In Night Drive, the majority of new rhythmic and melodic shapes are created by substituting rests for beats, resulting in new patterns and shifting rhythmic emphasis. The original pattern was formulated at the piano and the subsequent variations were all shaped with the sound and technique of a solo alto saxophone in mind.
To me, this is travelling music – fast in tempo, steadily driving through the night.
The work was written for my long–time friend and musical collaborator, Barry Cockcroft.
The Australian recorder player Jo Dudley commissioned this brief, virtuosic solo.
Ulpirra is an Aboriginal word meaning pipe or flute. It has been performed and recorded on many different treble instruments apart from the recorder: piccolo, flute, oboe, B-flat and E-flat clarinets, a special version for bass clarinet with handclapping accompaniment in Enyato IV, and soprano or alto saxophone.
Being short and snappy it is especially useful as an encore piece for recitals.
Performed by Barry Cockcroft
A CD recording is also available.
Octennial Song was written by the composer to celebrate his union with Marianne Rothschild on October 10, 2003. The day of the wedding was also their 8-year anniversary, which explains the title (‘octennial’ pertaining to a period of eight years). The piece received its first hearing during the signing of the register in the ‘Elizabeth Room’ in Lonsdale St. Melbourne under the auspices of the Victorian Register of Civil Marriages. It was performed by Barry Cockcroft on a soprano saxophone (for which it was originally conceived), though it may be played on any saxophone in a spirit of radiant happiness.
These pieces have been chosen to give the advanced saxophonist a melodic selection of traditional studies and caprices. The works were adapted from the violin music of Kreuzter, Rode and Paganini and offer saxophonists the chance to play virtuosic studies that are immensely enjoyable - both to play and to listen to.
Mastering one study at a time is a proven technique for learning these demanding pieces. Precision is vital. Detailed observation of pitch, rhythm and nuance is an effective way to begin the 20 pieces. Careful consideration of each fingering will help to develop fl uent integration of the altissimo register. Meticulous study now will save time and frustration later.
No breath marks are given and often no rests are present to indicate where to breathe.
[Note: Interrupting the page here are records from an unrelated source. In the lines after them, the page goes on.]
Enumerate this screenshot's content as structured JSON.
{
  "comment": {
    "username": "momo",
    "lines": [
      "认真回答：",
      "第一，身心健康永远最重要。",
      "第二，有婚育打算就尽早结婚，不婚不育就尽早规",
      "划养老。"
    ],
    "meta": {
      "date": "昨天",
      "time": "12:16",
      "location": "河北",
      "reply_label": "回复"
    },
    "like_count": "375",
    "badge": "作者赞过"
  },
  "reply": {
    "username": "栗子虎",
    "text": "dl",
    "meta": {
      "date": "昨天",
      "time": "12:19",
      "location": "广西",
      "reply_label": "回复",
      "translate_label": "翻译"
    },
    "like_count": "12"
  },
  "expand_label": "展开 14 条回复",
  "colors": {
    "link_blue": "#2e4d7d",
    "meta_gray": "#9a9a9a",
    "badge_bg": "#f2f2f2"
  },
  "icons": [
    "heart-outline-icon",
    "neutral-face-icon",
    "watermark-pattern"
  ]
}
Given the wide variety of tempi that these studies are likely to performed at, each saxophonist must choose their own breathing points. Remember though that breathing is decided by the musical phrase, rather than the phrase being decided by the breathing. It is suggested that the occasional note be ommited to occomodate breathing rather than adjusting the tempo.
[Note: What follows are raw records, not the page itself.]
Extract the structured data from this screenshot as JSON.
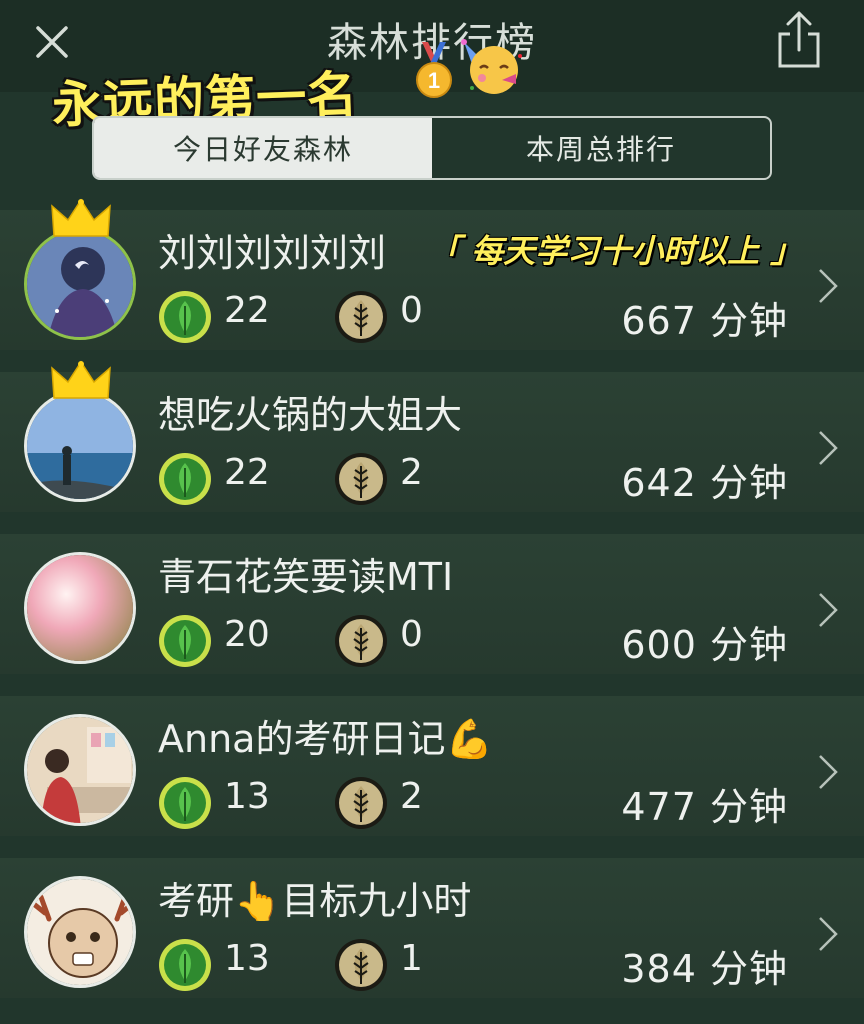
{
  "header": {
    "title": "森林排行榜",
    "sticker_text": "永远的第一名",
    "medal_emoji": "🥇",
    "party_emoji": "🥳"
  },
  "tabs": [
    {
      "label": "今日好友森林",
      "active": true
    },
    {
      "label": "本周总排行",
      "active": false
    }
  ],
  "icons": {
    "close": "close-icon",
    "share": "share-icon",
    "tree": "green-tree-icon",
    "dead_tree": "withered-tree-icon",
    "crown": "crown-icon",
    "chevron": "chevron-right-icon"
  },
  "colors": {
    "background": "#21362c",
    "highlight_text": "#ffef5c",
    "tree_green": "#2f8a2f",
    "tree_ring": "#c9e04a",
    "dead_tree": "#c9b98a"
  },
  "leaderboard": [
    {
      "name": "刘刘刘刘刘刘",
      "tagline": "「 每天学习十小时以上 」",
      "crown": true,
      "trees": "22",
      "dead_trees": "0",
      "minutes": "667 分钟"
    },
    {
      "name": "想吃火锅的大姐大",
      "tagline": "",
      "crown": true,
      "trees": "22",
      "dead_trees": "2",
      "minutes": "642 分钟"
    },
    {
      "name": "青石花笑要读MTI",
      "tagline": "",
      "crown": false,
      "trees": "20",
      "dead_trees": "0",
      "minutes": "600 分钟"
    },
    {
      "name": "Anna的考研日记💪",
      "tagline": "",
      "crown": false,
      "trees": "13",
      "dead_trees": "2",
      "minutes": "477 分钟"
    },
    {
      "name": "考研👆目标九小时",
      "tagline": "",
      "crown": false,
      "trees": "13",
      "dead_trees": "1",
      "minutes": "384 分钟"
    }
  ]
}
Given that most of the studies are intended to be played at a fast tempo, the exact metronome marking is left to the discretion of the player. However, several pieces are quite effective at a slower tempo and it is important to place accuracy above speed.
In most of the pieces, the articulations are taken directly from the violin. Use these original markings or explore additional patterns of your own choosing. Whatever the choice, a clear and consistent approach to articulation is recommended. All octave markings throughout this book are optional. These works are not intended solely for technical development but rather for the musical application of an already advanced technique.
For complimentary further study, Reed Music also publishes Barry Cockcroft’s book ‘Saxophone Technique’.